Go line by line through the entries and show those that hold the string "screenshot".

────────

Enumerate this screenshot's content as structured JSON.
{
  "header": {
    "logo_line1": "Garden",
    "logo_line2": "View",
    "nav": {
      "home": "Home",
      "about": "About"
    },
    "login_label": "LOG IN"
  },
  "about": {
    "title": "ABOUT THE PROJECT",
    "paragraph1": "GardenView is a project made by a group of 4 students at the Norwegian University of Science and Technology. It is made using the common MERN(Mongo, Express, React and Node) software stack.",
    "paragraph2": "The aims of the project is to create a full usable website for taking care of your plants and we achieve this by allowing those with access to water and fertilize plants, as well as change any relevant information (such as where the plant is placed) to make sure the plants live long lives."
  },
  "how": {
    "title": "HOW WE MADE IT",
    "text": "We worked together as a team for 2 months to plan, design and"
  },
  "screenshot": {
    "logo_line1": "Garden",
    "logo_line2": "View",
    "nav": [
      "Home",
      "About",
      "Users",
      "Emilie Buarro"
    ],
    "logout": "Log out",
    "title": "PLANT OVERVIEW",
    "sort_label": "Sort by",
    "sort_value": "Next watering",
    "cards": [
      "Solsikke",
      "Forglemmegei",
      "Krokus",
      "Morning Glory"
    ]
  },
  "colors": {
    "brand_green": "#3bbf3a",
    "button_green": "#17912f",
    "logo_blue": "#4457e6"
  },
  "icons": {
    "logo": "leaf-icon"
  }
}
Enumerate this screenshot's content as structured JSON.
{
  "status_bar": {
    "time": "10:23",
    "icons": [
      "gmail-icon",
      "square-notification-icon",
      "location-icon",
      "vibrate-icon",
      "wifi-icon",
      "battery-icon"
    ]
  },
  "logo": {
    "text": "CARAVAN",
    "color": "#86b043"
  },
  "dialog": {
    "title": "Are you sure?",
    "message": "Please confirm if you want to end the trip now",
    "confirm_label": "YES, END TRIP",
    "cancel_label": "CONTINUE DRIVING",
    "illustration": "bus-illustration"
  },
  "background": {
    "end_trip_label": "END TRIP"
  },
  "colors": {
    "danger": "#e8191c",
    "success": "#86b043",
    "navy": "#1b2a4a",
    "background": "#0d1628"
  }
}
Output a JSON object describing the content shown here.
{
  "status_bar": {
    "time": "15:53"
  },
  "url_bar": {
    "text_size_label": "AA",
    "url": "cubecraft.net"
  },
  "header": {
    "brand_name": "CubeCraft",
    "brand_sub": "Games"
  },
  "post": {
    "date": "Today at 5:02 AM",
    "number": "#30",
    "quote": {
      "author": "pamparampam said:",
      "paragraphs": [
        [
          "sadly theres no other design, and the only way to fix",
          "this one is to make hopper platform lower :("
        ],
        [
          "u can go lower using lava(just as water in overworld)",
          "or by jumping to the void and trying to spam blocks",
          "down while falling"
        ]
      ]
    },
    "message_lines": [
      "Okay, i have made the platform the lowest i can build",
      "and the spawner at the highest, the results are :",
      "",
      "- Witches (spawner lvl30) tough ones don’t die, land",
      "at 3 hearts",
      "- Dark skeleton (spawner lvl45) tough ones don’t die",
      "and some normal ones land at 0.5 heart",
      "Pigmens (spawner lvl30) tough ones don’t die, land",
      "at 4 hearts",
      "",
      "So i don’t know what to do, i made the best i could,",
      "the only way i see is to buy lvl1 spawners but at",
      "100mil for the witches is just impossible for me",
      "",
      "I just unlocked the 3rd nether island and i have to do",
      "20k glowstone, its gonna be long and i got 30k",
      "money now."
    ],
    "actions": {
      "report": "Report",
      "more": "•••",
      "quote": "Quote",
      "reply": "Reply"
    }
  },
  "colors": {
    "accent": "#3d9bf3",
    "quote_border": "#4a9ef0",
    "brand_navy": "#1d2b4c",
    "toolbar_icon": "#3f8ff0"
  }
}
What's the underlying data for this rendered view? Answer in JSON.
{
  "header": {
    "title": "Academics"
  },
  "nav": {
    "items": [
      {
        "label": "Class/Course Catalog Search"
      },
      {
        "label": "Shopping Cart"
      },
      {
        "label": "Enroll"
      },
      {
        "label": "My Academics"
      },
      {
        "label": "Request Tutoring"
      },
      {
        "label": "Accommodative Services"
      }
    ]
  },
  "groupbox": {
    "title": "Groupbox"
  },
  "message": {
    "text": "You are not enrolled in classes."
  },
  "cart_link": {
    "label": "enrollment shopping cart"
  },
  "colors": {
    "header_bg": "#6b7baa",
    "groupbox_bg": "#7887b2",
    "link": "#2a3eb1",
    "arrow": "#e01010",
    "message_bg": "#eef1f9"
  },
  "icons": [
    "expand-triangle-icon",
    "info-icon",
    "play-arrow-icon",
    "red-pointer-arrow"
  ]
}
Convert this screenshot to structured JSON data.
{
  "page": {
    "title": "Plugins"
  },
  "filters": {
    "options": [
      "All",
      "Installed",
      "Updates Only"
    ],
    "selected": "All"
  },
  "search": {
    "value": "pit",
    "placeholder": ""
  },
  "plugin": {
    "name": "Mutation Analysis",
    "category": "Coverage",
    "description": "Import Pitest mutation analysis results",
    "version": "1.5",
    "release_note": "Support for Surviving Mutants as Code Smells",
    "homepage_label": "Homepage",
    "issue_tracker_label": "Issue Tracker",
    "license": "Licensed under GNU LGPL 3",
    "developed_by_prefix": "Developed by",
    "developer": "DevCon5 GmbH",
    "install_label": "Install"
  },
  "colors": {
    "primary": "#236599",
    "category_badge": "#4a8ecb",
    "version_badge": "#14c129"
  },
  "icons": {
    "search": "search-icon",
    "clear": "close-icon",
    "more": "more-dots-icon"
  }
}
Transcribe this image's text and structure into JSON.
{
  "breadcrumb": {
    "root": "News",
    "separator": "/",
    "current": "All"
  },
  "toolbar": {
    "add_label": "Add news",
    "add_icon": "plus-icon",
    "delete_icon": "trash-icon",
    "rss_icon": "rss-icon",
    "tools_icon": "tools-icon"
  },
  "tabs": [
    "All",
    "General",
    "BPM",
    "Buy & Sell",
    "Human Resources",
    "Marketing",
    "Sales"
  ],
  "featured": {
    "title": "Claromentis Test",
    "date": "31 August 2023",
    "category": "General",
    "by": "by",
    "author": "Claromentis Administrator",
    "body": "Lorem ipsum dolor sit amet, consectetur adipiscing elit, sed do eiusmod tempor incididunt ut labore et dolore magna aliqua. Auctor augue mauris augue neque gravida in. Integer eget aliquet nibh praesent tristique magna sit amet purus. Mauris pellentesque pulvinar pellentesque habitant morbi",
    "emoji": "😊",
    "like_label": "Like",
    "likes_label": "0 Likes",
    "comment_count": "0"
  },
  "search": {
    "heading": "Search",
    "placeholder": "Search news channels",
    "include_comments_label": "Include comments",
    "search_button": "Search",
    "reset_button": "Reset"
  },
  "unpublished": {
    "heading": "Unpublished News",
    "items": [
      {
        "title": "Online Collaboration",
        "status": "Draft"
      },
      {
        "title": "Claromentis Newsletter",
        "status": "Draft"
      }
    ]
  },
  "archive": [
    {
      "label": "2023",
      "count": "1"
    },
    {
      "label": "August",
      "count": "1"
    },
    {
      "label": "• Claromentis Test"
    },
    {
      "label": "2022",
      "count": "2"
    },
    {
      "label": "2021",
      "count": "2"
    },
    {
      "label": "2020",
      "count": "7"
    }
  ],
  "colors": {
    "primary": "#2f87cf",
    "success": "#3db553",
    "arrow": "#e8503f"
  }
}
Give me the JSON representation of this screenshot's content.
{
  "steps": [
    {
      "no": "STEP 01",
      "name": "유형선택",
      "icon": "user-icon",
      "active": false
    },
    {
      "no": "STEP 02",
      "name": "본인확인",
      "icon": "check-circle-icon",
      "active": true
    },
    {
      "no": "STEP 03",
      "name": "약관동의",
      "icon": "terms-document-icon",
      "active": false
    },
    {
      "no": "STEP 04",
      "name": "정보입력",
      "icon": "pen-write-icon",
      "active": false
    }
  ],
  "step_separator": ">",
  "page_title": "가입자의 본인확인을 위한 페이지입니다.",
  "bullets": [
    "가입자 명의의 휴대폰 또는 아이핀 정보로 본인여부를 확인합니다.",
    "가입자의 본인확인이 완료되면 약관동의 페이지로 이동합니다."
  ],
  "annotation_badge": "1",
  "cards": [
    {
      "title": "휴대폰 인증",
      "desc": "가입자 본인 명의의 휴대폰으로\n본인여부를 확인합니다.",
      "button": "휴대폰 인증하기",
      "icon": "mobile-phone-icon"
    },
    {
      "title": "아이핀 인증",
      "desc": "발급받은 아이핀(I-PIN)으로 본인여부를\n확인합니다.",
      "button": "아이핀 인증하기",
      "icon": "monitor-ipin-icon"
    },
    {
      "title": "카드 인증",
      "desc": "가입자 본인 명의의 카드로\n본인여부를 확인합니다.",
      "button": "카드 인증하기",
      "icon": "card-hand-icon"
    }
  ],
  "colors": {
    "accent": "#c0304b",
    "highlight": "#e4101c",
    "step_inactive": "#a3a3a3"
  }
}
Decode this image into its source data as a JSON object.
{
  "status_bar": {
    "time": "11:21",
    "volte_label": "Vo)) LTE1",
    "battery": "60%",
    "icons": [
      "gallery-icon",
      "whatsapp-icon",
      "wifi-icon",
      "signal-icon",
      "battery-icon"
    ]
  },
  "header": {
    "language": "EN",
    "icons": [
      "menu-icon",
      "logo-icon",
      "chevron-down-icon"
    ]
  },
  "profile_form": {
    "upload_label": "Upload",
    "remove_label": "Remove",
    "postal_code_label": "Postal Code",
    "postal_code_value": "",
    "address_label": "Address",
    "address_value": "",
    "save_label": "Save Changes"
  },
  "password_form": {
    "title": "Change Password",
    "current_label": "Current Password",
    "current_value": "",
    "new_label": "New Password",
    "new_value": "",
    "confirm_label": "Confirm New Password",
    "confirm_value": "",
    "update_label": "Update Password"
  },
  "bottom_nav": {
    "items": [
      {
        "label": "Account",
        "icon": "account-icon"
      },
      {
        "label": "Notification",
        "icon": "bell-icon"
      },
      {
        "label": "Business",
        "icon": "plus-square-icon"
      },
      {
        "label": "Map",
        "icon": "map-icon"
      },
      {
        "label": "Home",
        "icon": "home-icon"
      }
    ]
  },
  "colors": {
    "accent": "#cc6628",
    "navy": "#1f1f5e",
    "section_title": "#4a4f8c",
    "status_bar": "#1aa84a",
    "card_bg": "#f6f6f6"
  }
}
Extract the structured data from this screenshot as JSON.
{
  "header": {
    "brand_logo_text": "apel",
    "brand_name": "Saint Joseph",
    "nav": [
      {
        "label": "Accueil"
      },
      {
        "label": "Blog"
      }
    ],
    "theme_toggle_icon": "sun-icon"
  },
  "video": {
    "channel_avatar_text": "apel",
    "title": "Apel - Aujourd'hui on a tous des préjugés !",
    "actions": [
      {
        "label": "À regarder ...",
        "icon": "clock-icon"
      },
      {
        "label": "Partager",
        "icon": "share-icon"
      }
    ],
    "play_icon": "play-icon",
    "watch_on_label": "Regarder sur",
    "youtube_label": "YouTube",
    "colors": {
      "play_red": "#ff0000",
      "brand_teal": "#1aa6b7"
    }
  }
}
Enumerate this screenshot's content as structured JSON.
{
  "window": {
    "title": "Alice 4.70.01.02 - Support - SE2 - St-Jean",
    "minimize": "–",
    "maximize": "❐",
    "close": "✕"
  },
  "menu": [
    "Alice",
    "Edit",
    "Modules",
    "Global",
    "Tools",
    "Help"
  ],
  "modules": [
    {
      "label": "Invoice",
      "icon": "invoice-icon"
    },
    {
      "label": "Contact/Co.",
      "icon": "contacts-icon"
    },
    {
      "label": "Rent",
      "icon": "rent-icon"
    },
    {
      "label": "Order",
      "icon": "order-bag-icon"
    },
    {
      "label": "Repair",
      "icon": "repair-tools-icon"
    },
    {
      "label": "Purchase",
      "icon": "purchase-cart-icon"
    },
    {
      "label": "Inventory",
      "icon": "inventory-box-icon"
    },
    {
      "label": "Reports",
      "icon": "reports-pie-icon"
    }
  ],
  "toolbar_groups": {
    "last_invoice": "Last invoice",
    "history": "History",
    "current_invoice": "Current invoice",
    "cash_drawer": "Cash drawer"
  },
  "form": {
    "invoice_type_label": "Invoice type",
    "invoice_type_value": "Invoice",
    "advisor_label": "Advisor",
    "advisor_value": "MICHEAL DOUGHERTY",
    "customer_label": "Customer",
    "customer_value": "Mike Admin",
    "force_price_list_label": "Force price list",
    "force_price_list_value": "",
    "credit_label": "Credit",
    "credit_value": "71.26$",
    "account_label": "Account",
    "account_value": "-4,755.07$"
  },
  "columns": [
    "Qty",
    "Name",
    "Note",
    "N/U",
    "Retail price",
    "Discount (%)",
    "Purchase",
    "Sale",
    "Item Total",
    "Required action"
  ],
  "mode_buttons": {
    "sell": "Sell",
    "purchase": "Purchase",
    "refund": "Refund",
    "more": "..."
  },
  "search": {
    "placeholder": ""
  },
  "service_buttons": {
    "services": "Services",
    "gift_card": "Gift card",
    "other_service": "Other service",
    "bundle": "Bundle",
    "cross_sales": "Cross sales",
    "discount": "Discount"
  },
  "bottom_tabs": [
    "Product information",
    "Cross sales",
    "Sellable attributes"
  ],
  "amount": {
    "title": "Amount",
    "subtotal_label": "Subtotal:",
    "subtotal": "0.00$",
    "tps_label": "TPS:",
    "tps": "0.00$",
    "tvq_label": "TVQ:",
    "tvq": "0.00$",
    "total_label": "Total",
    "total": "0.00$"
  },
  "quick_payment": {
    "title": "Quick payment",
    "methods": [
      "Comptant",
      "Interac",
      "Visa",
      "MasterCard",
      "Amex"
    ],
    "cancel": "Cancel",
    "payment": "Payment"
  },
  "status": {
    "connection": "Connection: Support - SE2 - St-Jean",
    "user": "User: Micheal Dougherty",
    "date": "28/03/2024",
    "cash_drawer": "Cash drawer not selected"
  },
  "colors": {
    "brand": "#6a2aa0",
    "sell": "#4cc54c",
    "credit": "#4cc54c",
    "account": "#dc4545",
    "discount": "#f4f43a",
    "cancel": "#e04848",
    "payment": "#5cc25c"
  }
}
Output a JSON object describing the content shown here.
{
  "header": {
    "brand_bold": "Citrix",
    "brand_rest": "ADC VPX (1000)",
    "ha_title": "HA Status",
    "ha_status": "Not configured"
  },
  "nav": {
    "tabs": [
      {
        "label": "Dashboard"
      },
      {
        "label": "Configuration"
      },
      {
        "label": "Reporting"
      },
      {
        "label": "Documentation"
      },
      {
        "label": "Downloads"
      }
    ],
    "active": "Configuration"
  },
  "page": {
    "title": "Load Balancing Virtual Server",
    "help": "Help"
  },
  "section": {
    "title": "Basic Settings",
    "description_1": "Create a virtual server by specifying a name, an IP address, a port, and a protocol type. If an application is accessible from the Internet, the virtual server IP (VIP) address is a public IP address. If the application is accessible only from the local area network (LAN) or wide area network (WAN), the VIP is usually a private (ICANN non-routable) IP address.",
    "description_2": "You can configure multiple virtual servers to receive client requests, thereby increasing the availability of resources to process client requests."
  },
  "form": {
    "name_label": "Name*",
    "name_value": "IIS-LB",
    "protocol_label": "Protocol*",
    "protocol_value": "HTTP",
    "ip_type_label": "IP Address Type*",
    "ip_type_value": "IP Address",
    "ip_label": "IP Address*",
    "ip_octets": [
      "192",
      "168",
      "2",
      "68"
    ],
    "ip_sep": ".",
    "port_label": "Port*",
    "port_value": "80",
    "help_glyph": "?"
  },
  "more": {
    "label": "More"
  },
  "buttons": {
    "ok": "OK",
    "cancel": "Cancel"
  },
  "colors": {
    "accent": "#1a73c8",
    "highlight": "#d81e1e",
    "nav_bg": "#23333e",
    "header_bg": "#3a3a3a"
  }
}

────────

EXERCISE SOLUTION
Enumerate this screenshot's content as structured JSON.
  "screenshot": {
Enumerate this screenshot's content as structured JSON.
Convert this screenshot to structured JSON data.
Give me the JSON representation of this screenshot's content.
Extract the structured data from this screenshot as JSON.
Enumerate this screenshot's content as structured JSON.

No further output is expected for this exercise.